A flight in Nigeria usually begins in a sweltering terminal that lacks air-conditioning among a throng of sweat-drenched travelers waving cash in one hand holding baggage in the other - all surging toward an obviously overwhelmed ticketing agent.
Just boarding the plane is difficult due to inadequate intercom systems and a lack of signboards and uniformed employees with knowledge of the frequent delays endured by Nigerian travelers, according to the New York Times.
However, the too often harrowing experience of flying Nigerian airlines typically begins after passengers are crammed into aging, poorly-maintained jets flown by undisciplined pilots with lingering musk from bad airline food served over the decades wafting through closed ventilation systems.
While air travel in Nigeria can be a mundane experience, many pilots flirt with disaster, including overflying destination airports and engaging in “eccentric behaviors” having little to do with the safe operation of an aircraft.

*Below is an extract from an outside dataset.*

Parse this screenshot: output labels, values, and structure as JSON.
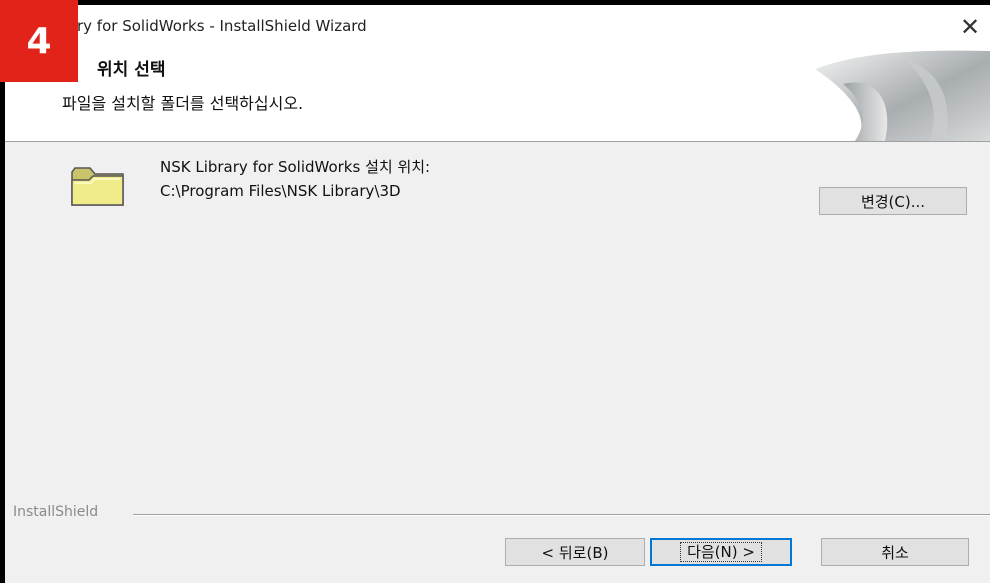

Many commercial passenger planes in Nigeria are old, some pushing 30 years.
Decades back, planes crashed so regularly that many Nigerians stuck to the dangerous roads between Abuja, Lagos, Port Harcourt, Kano and other destinations. But the government closed all rogue passenger airplane operators and forced its citizens to fly government-approved Nigerian airlines.
Passenger safety improved for some time, however recent catastrophic flights, like the June 3 crash of a Dana Air flight from Abuja, the capital, which killed all 153 people aboard and an undetermined number of people on the ground, have raised anxiety levels in Nigeria and captured the attention of aviation officials globally.
Questions about the safety of Nigerian air travel continued on Friday night, when the runway lights failed at Nnamdi Azikiwe International Airport in Abuja, averting many flights and leaving passengers stranded in inhospitable terminals.
Recently, at Murtala Muhammed Airport in Lagos, a pilot for a leading Nigerian carrier talked about his fear of flying, according to the Times. The pilot described aircraft maintenance as “a joke,” and claimed safety inspectors are bribed and pilots are distracted and poorly disciplined. Immediately after trashing the Nigerian aviation institution, he left to fly a plane.
While many flights proceed without incidence, too often passengers are jolted by odd observations that are glossed over by flight crews. For example, recently a jet operated by a major carrier was approaching its destination, Lagos, under ideal weather conditions. The city’s lights came into view and passengers were preparing for landing. However the plane quickly crossed over the city and soon was flying over fields and swamps, the city receding in clear night air. After a few minutes, the captain’s voice came on the intercom.
“Ah, distinguished ladies and gentlemen!” — this is how Nigerian pilots address passengers — “I’m sorry, but I’ve missed my landing. I’m going to have to try again.”
Passengers tensed and flight attendants froze in their seats, their faces blank. After maneuvering back over the city the pilot tried again, this time hitting the runway without incident.
During another recent flight aboard a major Nigerian carrier, a jet experienced severe turbulence that bounced passengers around for a half hour. After the flight finally smoothed out the intercom sputtered and disheveled, stressed-out passengers perked up, expecting to hear an apology or explanation. Instead, the pilot croaked the following lyrics: “Oh, I love to fly Air Nigeria! Air Nigeria is the best!”
Such events occur too often and go unreported by government-intimidated media in Nigeria.
News reports following the Jun 3 Dana Air flight from Abuja that crashed in Lagos detailed the “accomplishments of various high-ranking civil servants and ingenious entrepreneurs” on that flight’s manifest.” Nigerians want to know how they ended up among the charred wreckage of a jetliner, but many have little faith in government investigative reports.
A fear of flying is not considered phobic behavior in Nigeria – it’s normal.